In their research, Kahneman, Knetsch and Thaler (1986) aimed to find patterns in the perception of fairness using survey data. They wanted to find “social norms” in fairness regarding pricing, wage negotiations and rent changes. Also, they were interested in quantifying the effects of unfair behavior in the markets. They used reference-transactions as anchoring (see our blog on anchoring effect) in order to define a superficial “norm”, then they tested how people react to the deviations from this norm. They were curious whether price-changes can be justified in three situations. Are these changes fair, when:
the firm’s profits increase,
the firm’s profits decrease, or
due to structural changes in the market, the firm’s profits increase.
Results, though not exhaustive, suggested that:
Increases in prices (even significant ones) are considered to be fair when it is preceded by increases in commodity prices, making production costs and costs in general higher. But the firm can only “defend itself” from cost-increases related to the transaction at hand.
Consecutively, if the previous point is accepted, it is generally considered to be unfair when benefits from decreasing costs are not shared with other stakeholders.
Increases in profits are deemed fair if it isn’t related to the losses suffered by the consumer.
One of the key findings regarding the perception of fairness is the phenomena of “dual entitlement”. In short, this states that the sellers have an entitlement to achieve their reference-profits, while customers are entitled to the conditions of the reference-transactions. Consecutively, the transactions deemed “fair” are not necessarily fair from an objective point of view – that is, they are not necessarily “just”.
I’m having what he’s having
As we can see, preferences commonly used in economics might not work in certain situations such as the ones presented by the ultimatum games. Due to this, institutional and behavioral economists came to the idea of using “social preferences” and the concept of “homo equalis”, which can still be mathematised, but can explain a number of economic choices within social context. This will be elaborated on in our next blog, stay tuned!
References and Further Readings
Carter, J., & Irons, M. (1991). Are economists different, and if so, why? Journal of Economic.
Franzini, M. (2017): Institutional Economics – lecture notes. Universitá di Roma “La Sapienza”.

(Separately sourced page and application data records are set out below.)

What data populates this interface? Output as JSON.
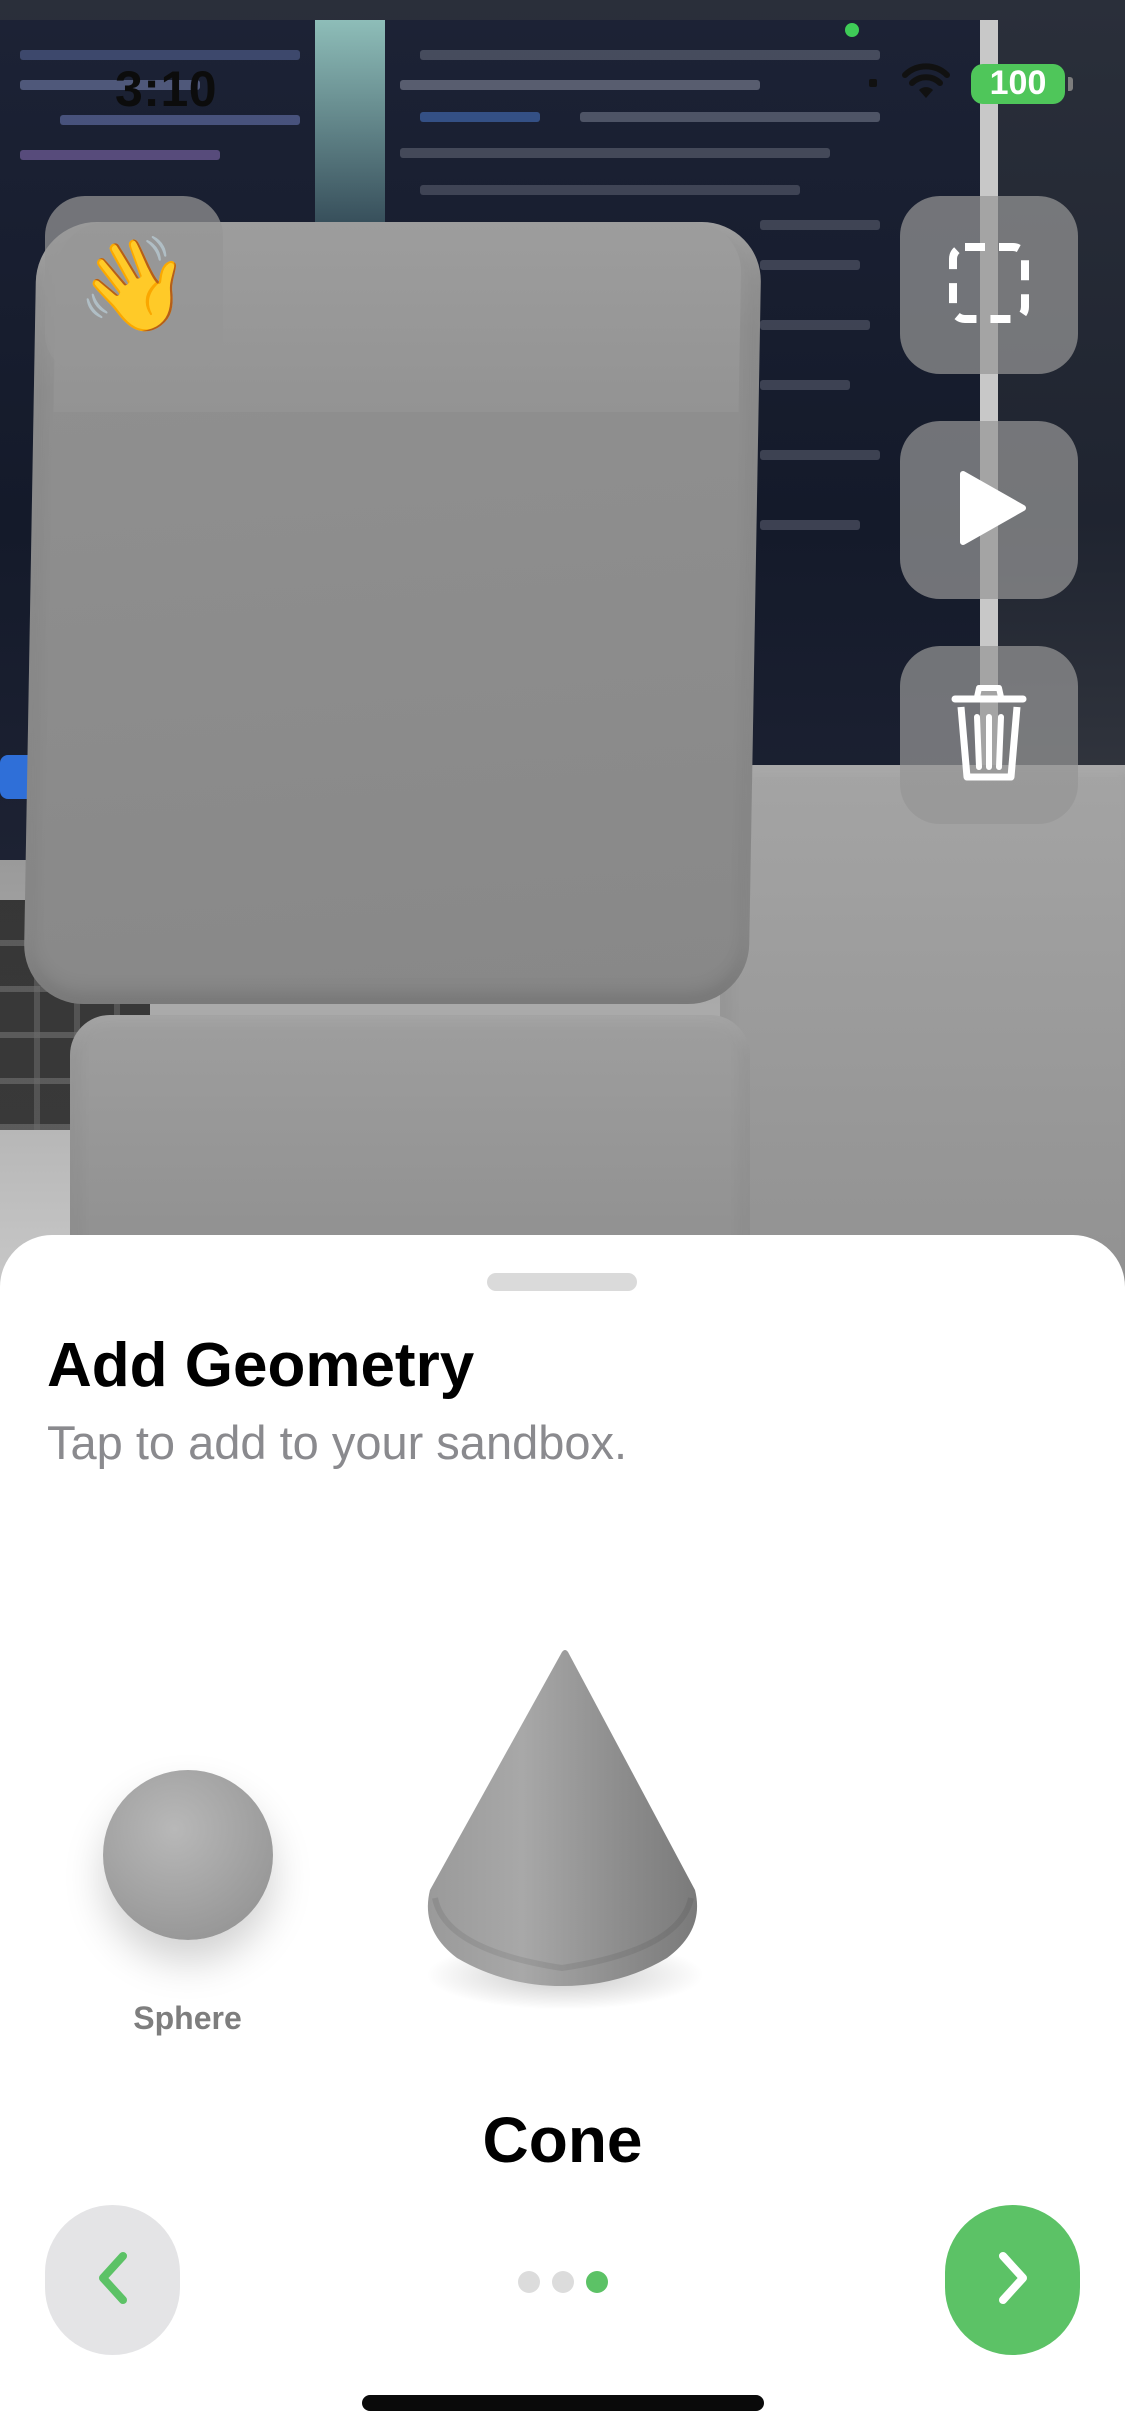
{
  "status_bar": {
    "time": "3:10",
    "battery": "100"
  },
  "ar_toolbar": {
    "wave_emoji": "👋",
    "select_icon": "dashed-square-icon",
    "play_icon": "play-icon",
    "delete_icon": "trash-icon"
  },
  "sheet": {
    "title": "Add Geometry",
    "subtitle": "Tap to add to your sandbox.",
    "shapes": [
      {
        "name": "Sphere",
        "selected": false
      },
      {
        "name": "Cone",
        "selected": true
      }
    ],
    "selected_label": "Cone",
    "page_count": 3,
    "current_page": 3
  },
  "colors": {
    "accent": "#5cc266",
    "battery": "#4fc65a"
  }
}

Hoffman, E., McCabe, K. and Smith, V. (1996) On expectations and the monetary stakes in ultimatum games. International Journal of Game Theory, 25: 289–301.
Kahneman, D., Knetsch, J, L. & Thaler, R. H. (1986): Fairness as a Constraint on Profit Seeking: Entitlements in the Market. American Economic Review, February 1986.
Okun, A. (1981): Prices And Quantities, A Macroeconomic Analysis, Washington: The Brookings Institution, 1981.